In determining whether a complaint is sufficient, the court must accept all factual allegations as true, construe the complaint in the light most favorable to the plaintiff, and determine whether, under any reasonable reading, the plaintiff may be entitled to relief. Fowler, 578 F.3d at 210 (citing Phillips v. County of Allegheny, 515 F.3d 224, 233 (3d Cir. 2008)).
Although “conclusory” or “bare-bones allegations” will not survive a motion to dismiss, Fowler, 578 F.3d at 210, a complaint may not be dismissed merely because it appears unlikely that the plaintiff can prove those facts or will ultimately prevail on the merits. Phillips, 515 F.3d at 231.
Nonetheless, to survive a Rule 12(b)(6) motion, the complaint must provide "enough facts to raise a reasonable expectation that discovery will reveal evidence of the necessary element." Id. at 234 (quoting Twombly, 550 U.S. at 556, 127 S.Ct. at 1965, 167 L.Ed.2d at 940) (internal quotations omitted).
The court is required to conduct a two-part analysis when considering a Rule 12(b)(6) motion. First, the factual matters averred in the complaint, and any attached exhibits, should be separated from legal conclusions asserted.

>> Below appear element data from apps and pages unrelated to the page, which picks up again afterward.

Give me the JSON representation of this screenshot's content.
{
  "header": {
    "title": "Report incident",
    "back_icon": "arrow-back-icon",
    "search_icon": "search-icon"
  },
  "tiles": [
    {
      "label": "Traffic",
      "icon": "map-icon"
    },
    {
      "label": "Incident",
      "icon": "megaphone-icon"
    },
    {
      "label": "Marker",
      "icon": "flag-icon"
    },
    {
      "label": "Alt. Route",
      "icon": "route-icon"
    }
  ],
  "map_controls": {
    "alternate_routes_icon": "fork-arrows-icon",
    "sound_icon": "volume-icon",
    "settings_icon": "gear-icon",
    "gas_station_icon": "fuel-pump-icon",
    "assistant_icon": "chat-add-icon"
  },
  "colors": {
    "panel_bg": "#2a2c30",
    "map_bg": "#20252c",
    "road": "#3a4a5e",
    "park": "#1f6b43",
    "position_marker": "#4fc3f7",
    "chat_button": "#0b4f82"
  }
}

Fowler, 578 F.3d at 210. Any facts pled must be taken as true, and any legal conclusions asserted may be disregarded. Id. at 210-211.

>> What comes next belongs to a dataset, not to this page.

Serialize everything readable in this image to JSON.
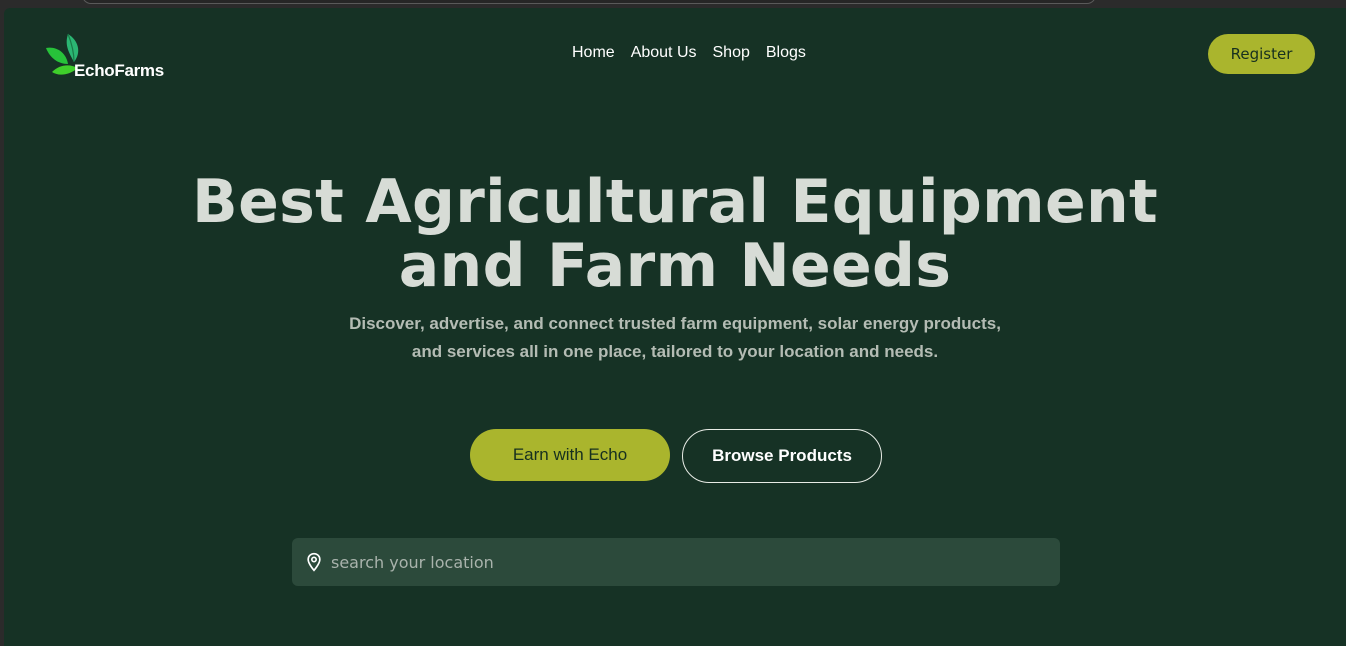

Second, the court must determine whether those factual matters averred are sufficient to show that the plaintiff has a “plausible claim for relief.” Id. at 211 (quoting Iqbal, 556 U.S. at 679, 129 S.Ct. at 1950, 178 L.Ed.2d at 884).
Ultimately, this two-part analysis is “context-specific” and requires the court to draw on “its judicial experience and common sense” to determine if the facts pled in the complaint have “nudged [plaintiff’s] claims” over the line from “[merely] conceivable [or possible] to plausible.” Iqbal, 556 U.S. at 679-680, 129 S.Ct. at 1949-1951, 178 L.Ed.2d at 884-885.
A well-pled complaint may not be dismissed simply because “it strikes a savvy judge that actual proof of those facts is improbable, and that a recovery is very remote and unlikely.” Twombly, 550 U.S. at 556, 127 S.Ct. ...